Karate involves mainly strikes, kicks, and blocks. It was originally developed in the Ryukyu Islands (now Okinawa), and was later exported to Japan before finding its way around the world. Karate is an excellent martial art for those who prefer striking, and helps develop physical strength, stamina, and confidence. There are many forms of karate taught around the world today, including Shotokan, Shorin-ryu, Chito-Ryu, Goju-Ryu, and Kyokushinkai. If you’re looking for a way to help your child learn enthusiasm, fitness, discipline, and manners while having a lot of fun, consider the kids karate program at JMAC. We have an incredible core of talented instructors who have made it their business to inspire kids to be their best. Read more about our karate program for kids.

Kendo

Kendo is a sport descended from Japanese swordsmanship. In Kendo, participants wear padded armor and attempt to score points by striking vital points with bamboo swords called "shinai." Practice is fast paced, involves much spirited shouting, and is a lot of fun. The Japanese Martial Arts Center does not offer kendo, but can refer you to a reputable kendo instructor in the area.

Kung Fu

Kung Fu is a Chinese martial art that actually includes many sub-styles. Like karate, kung fu involves strikes, kicks, and blocks, but also includes many esoteric motions that can be applied to take down or otherwise defeat an opponent. Kung fu often appeals to imaginative people because of the many references to animal forms, but it is also a very challenging and practical martial art.

MMA (Mixed Martial Arts)

MMA (mixed martial arts) to a modern competition-based collection of techniques. Most MMA schools teach striking as well as grappling.
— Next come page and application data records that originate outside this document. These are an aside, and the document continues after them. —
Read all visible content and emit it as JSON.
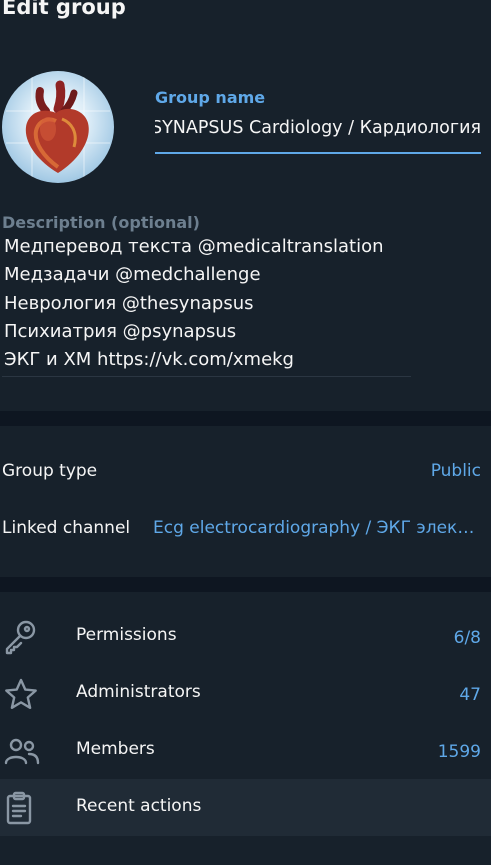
{
  "header": {
    "title": "Edit group"
  },
  "group": {
    "name_label": "Group name",
    "name_value": "SYNAPSUS Cardiology / Кардиология",
    "description_label": "Description (optional)",
    "description_lines": [
      "Медперевод текста @medicaltranslation",
      "Медзадачи @medchallenge",
      "Неврология @thesynapsus",
      "Психиатрия @psynapsus",
      "ЭКГ и ХМ https://vk.com/xmekg"
    ]
  },
  "settings": {
    "group_type_label": "Group type",
    "group_type_value": "Public",
    "linked_channel_label": "Linked channel",
    "linked_channel_value": "Ecg electrocardiography / ЭКГ электрокардиография"
  },
  "menu": {
    "permissions_label": "Permissions",
    "permissions_value": "6/8",
    "administrators_label": "Administrators",
    "administrators_value": "47",
    "members_label": "Members",
    "members_value": "1599",
    "recent_actions_label": "Recent actions",
    "icons": [
      "key-icon",
      "star-icon",
      "members-icon",
      "clipboard-icon"
    ]
  },
  "colors": {
    "background": "#17212b",
    "separator": "#0e1621",
    "accent": "#5fa8e8",
    "muted": "#6d7f8f"
  }
}
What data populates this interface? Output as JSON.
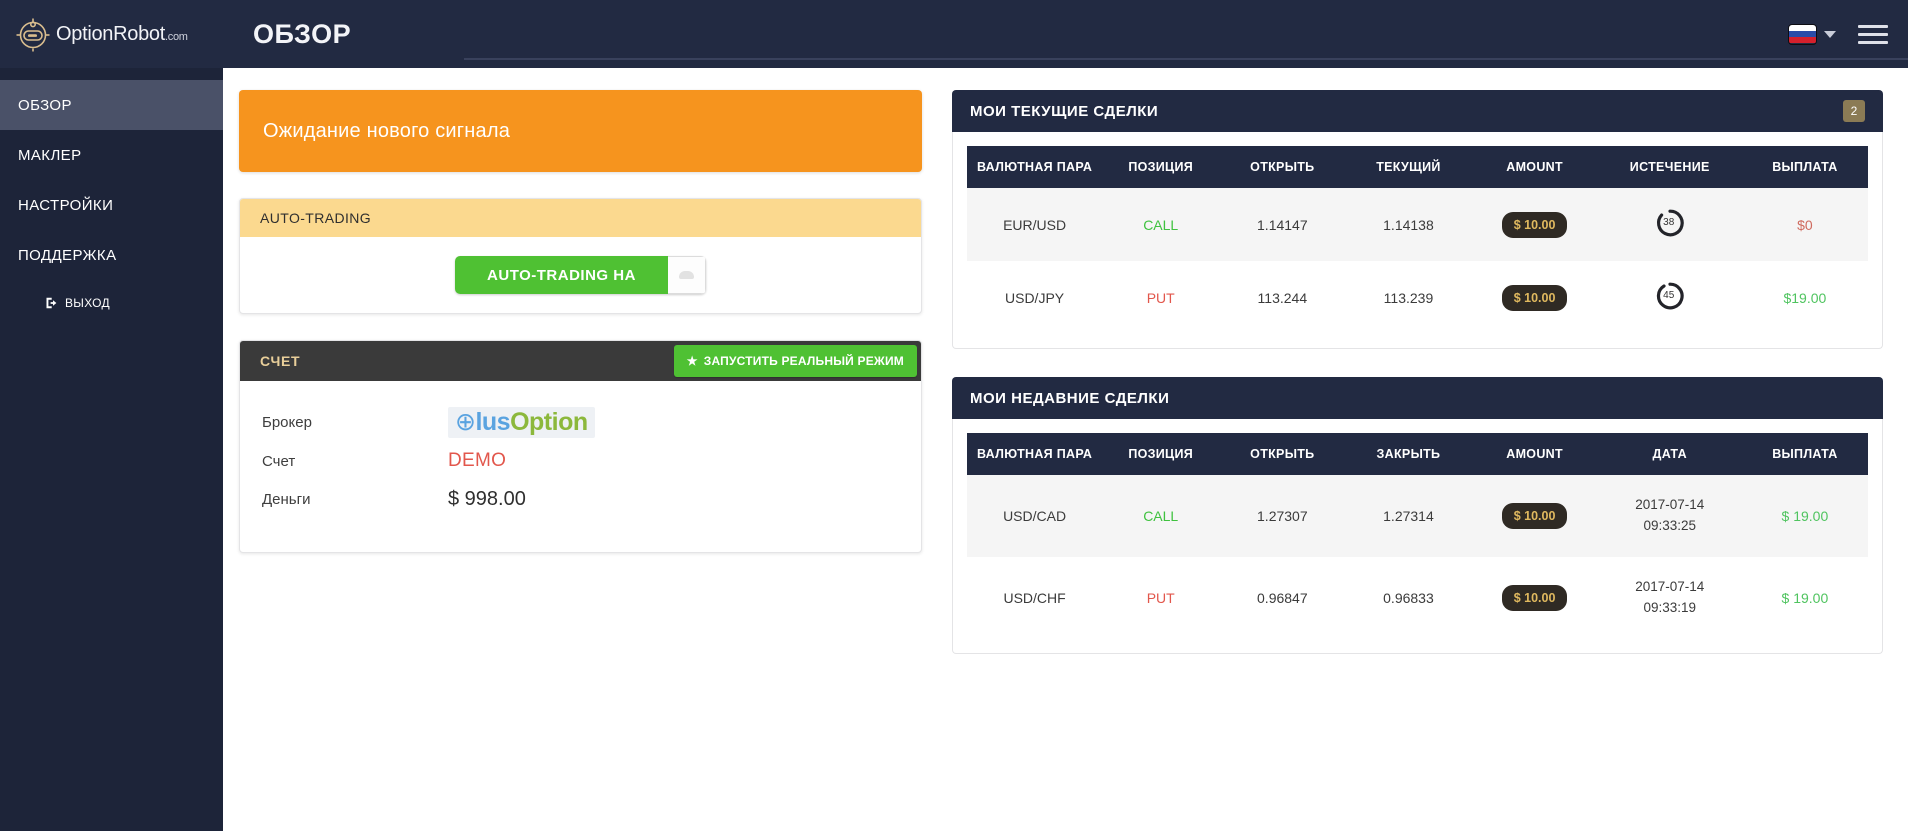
{
  "brand": {
    "name": "OptionRobot",
    "suffix": ".com"
  },
  "header": {
    "title": "ОБЗОР",
    "language": "ru"
  },
  "sidebar": {
    "items": [
      {
        "label": "ОБЗОР",
        "active": true
      },
      {
        "label": "МАКЛЕР",
        "active": false
      },
      {
        "label": "НАСТРОЙКИ",
        "active": false
      },
      {
        "label": "ПОДДЕРЖКА",
        "active": false
      }
    ],
    "logout": "ВЫХОД"
  },
  "signal": {
    "text": "Ожидание нового сигнала",
    "color": "#f6941e"
  },
  "autotrading": {
    "panel_title": "AUTO-TRADING",
    "toggle_label": "AUTO-TRADING НА",
    "state": "on",
    "color": "#4fc133"
  },
  "account": {
    "title": "СЧЕТ",
    "real_mode_button": "ЗАПУСТИТЬ РЕАЛЬНЫЙ РЕЖИМ",
    "rows": {
      "broker_label": "Брокер",
      "broker_value": "PlusOption",
      "account_label": "Счет",
      "account_value": "DEMO",
      "money_label": "Деньги",
      "money_value": "$ 998.00"
    }
  },
  "current_trades": {
    "title": "МОИ ТЕКУЩИЕ СДЕЛКИ",
    "count": "2",
    "columns": [
      "ВАЛЮТНАЯ ПАРА",
      "ПОЗИЦИЯ",
      "ОТКРЫТЬ",
      "ТЕКУЩИЙ",
      "AMOUNT",
      "ИСТЕЧЕНИЕ",
      "ВЫПЛАТА"
    ],
    "rows": [
      {
        "pair": "EUR/USD",
        "position": "CALL",
        "open": "1.14147",
        "current": "1.14138",
        "amount": "$ 10.00",
        "expiry": "38",
        "payout": "$0"
      },
      {
        "pair": "USD/JPY",
        "position": "PUT",
        "open": "113.244",
        "current": "113.239",
        "amount": "$ 10.00",
        "expiry": "45",
        "payout": "$19.00"
      }
    ]
  },
  "recent_trades": {
    "title": "МОИ НЕДАВНИЕ СДЕЛКИ",
    "columns": [
      "ВАЛЮТНАЯ ПАРА",
      "ПОЗИЦИЯ",
      "ОТКРЫТЬ",
      "ЗАКРЫТЬ",
      "AMOUNT",
      "ДАТА",
      "ВЫПЛАТА"
    ],
    "rows": [
      {
        "pair": "USD/CAD",
        "position": "CALL",
        "open": "1.27307",
        "close": "1.27314",
        "amount": "$ 10.00",
        "date": "2017-07-14",
        "time": "09:33:25",
        "payout": "$ 19.00"
      },
      {
        "pair": "USD/CHF",
        "position": "PUT",
        "open": "0.96847",
        "close": "0.96833",
        "amount": "$ 10.00",
        "date": "2017-07-14",
        "time": "09:33:19",
        "payout": "$ 19.00"
      }
    ]
  }
}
Although not a traditional martial art - and thus lacking many of the character development and spiritual aspects of ancient Asian arts - MMA is nevertheless a fantastic form of exercise and a lot of fun. Because many MMA fighters have employed judo and jujutsu successfully, the Japanese Martial Arts Center offers private instruction to top-level competitors as well as occasional workshops for our members.
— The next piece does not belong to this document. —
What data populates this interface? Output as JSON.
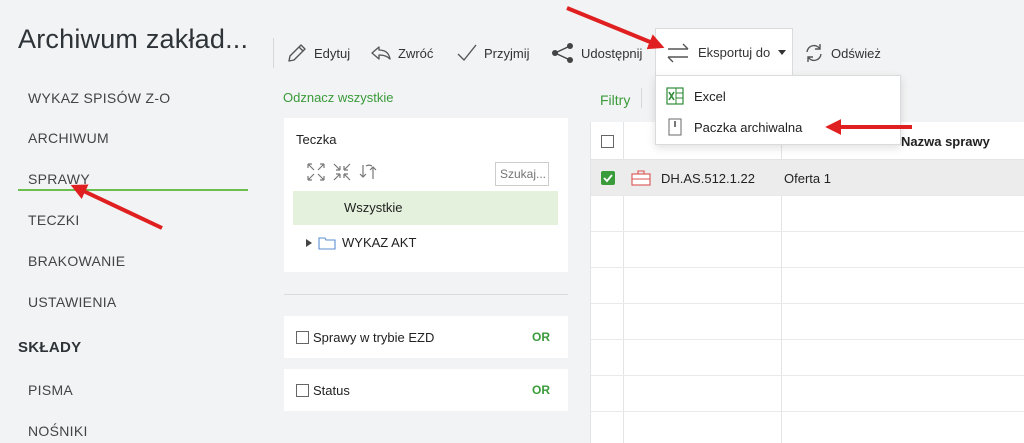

Tae Kwon Do

Tae Kwon Do is the Korean counterpart to Japanese karate. As a striking art, it includes punches, kicks, and blocks, but typically Tae Kwon Do emphasizes more kicking than does karate. Competition (usually for points rather than full contact) is very common among Tae Kwon Do practitioners. It is an excellent form of exercise, but seems more susceptible to commercialization than more traditional arts such as aikido and iaido.

Tai Chi
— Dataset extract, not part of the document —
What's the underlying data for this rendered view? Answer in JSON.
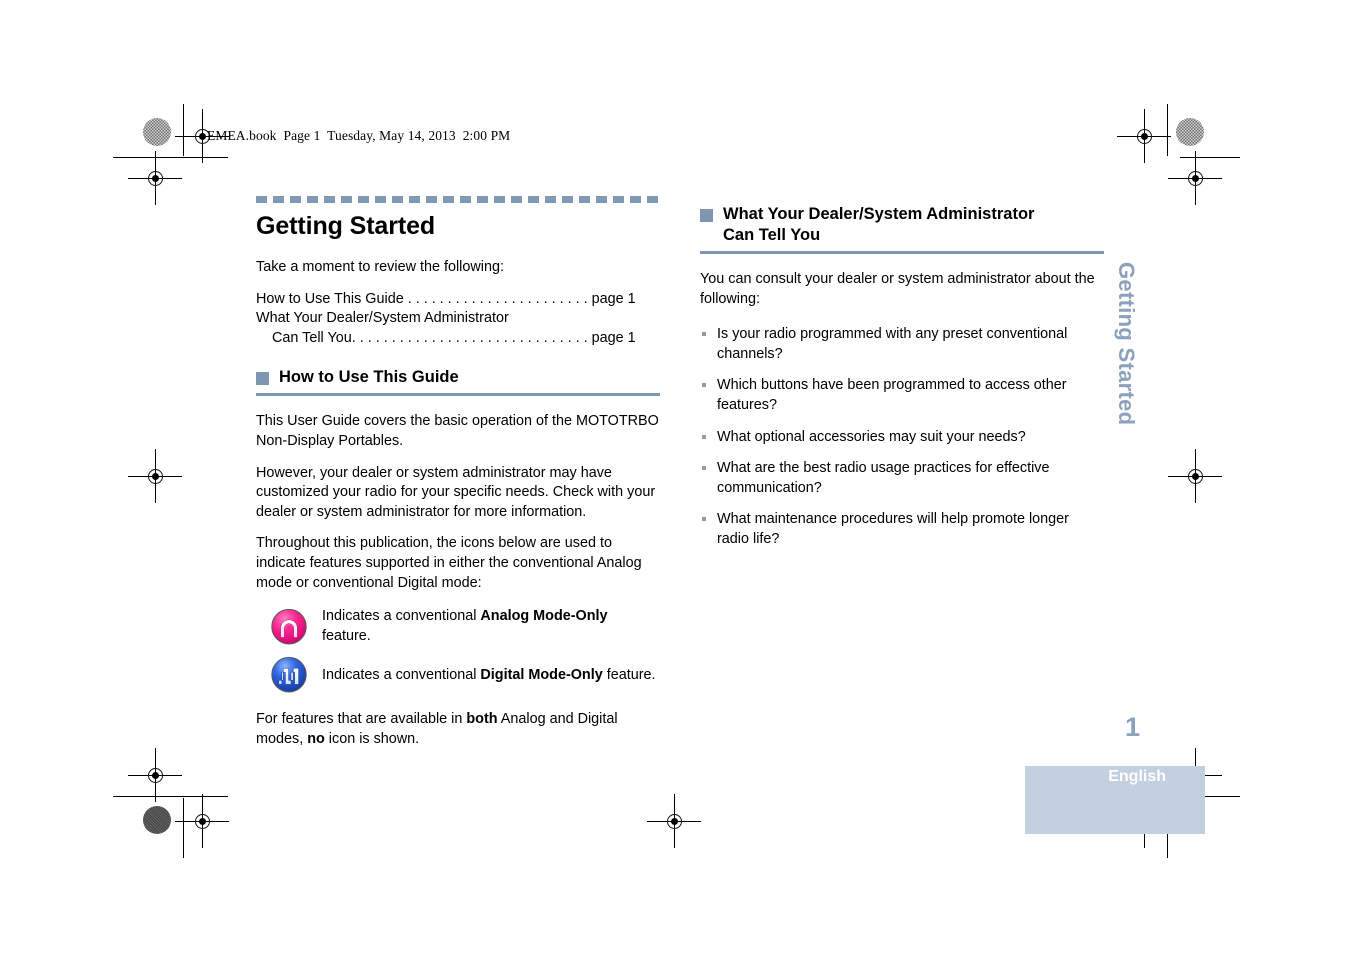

Tai Chi is another form of Chinese martial art. It is usually taught with slow, controlled movements and deep stances. There are many health benefits associated with Tai Chi, including strong bones, cardiovascular health, and calmness.

Getting Started in Martial Arts in Ann Arbor

If you are considering taking up martial arts, you will find many superb opportunities in and around Ann Arbor, including outlying cities such as Brighton, Canton, Howell, Northville, and Plymouth. Students from the University of Michigan, Eastern Michigan University, Washtenaw Community College, Cleary College, and even Michigan State University have supplemented their education with martial arts and found that the physical activity helps them concentrate on their studies. We think the Japanese Martial Arts Center offers the best programs in Michigan, but we’re interested in people who are willing to work hard and do what it takes to become truly accomplished. We encourage you to look around to find the martial arts club or school that best meets your needs.